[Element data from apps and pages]

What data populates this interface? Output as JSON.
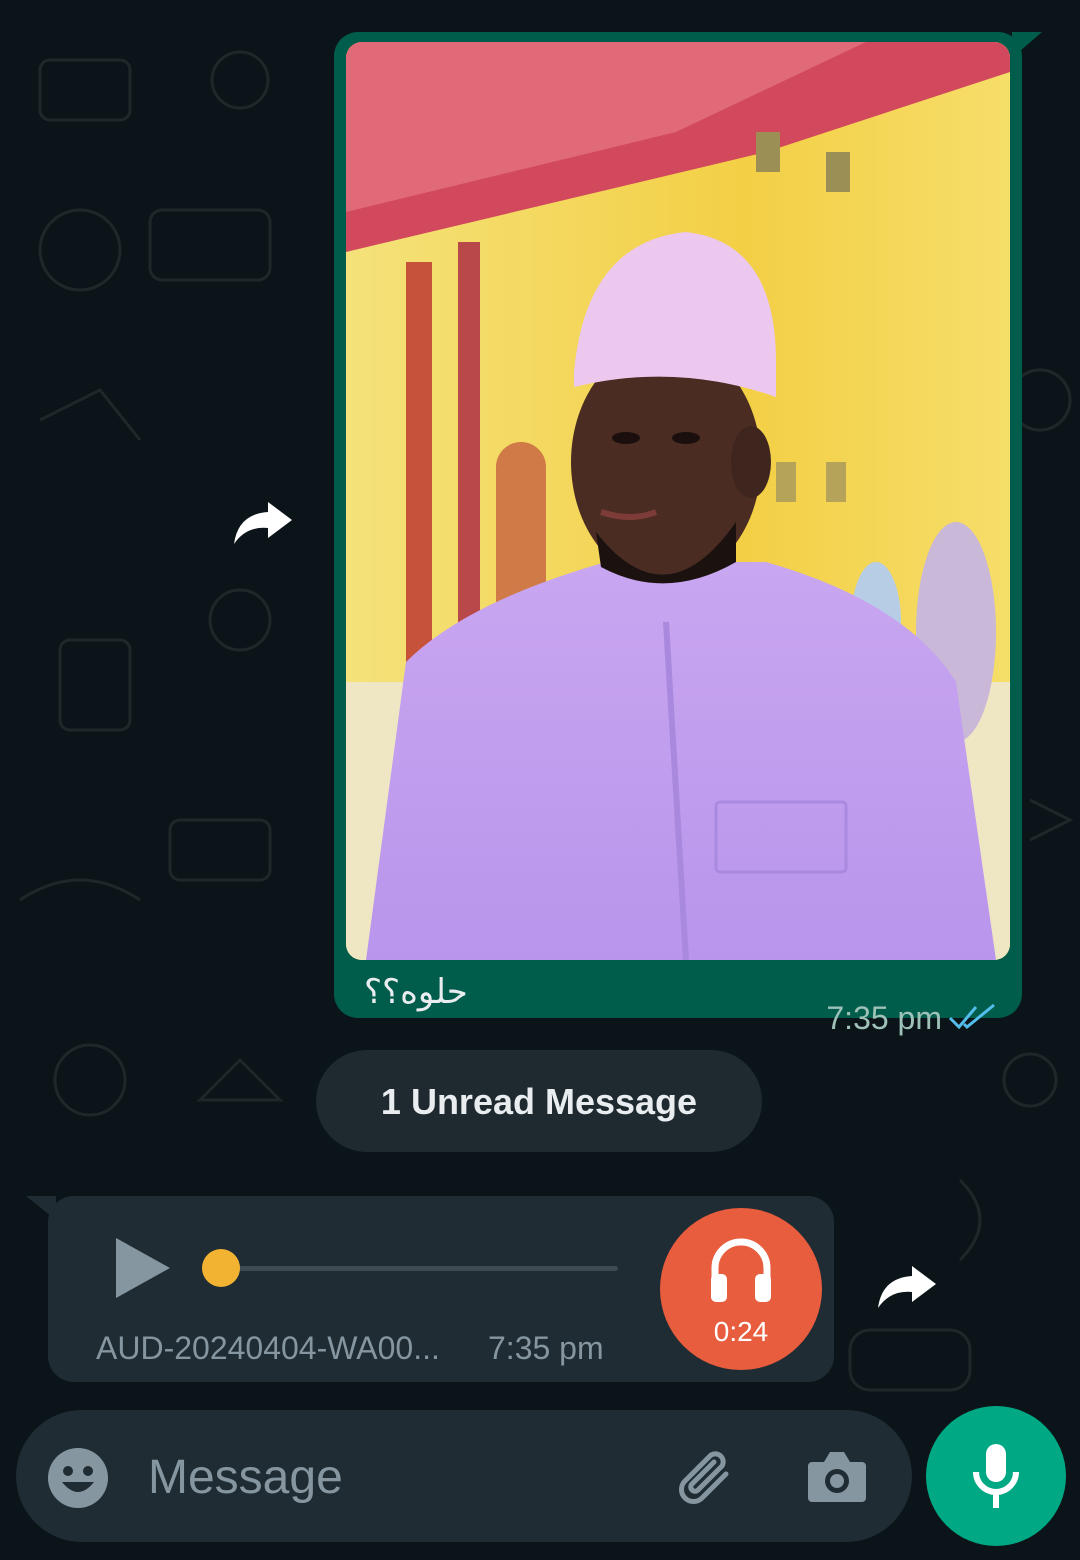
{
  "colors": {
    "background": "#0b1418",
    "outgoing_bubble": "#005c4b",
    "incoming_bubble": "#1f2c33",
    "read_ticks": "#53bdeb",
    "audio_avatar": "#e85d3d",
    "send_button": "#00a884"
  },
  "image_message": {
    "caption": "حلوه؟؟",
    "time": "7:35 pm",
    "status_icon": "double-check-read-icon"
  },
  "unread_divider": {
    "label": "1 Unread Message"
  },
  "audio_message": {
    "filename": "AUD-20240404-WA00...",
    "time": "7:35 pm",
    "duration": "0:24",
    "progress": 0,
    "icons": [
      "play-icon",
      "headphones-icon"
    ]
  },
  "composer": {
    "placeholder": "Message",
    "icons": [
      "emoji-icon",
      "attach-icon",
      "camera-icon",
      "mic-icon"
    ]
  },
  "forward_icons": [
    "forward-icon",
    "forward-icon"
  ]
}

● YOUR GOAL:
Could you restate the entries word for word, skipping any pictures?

● OUTPUT OF THE TASK:
What data populates this interface? Output as JSON.
{
  "colors": {
    "background": "#0b1418",
    "outgoing_bubble": "#005c4b",
    "incoming_bubble": "#1f2c33",
    "read_ticks": "#53bdeb",
    "audio_avatar": "#e85d3d",
    "send_button": "#00a884"
  },
  "image_message": {
    "caption": "حلوه؟؟",
    "time": "7:35 pm",
    "status_icon": "double-check-read-icon"
  },
  "unread_divider": {
    "label": "1 Unread Message"
  },
  "audio_message": {
    "filename": "AUD-20240404-WA00...",
    "time": "7:35 pm",
    "duration": "0:24",
    "progress": 0,
    "icons": [
      "play-icon",
      "headphones-icon"
    ]
  },
  "composer": {
    "placeholder": "Message",
    "icons": [
      "emoji-icon",
      "attach-icon",
      "camera-icon",
      "mic-icon"
    ]
  },
  "forward_icons": [
    "forward-icon",
    "forward-icon"
  ]
}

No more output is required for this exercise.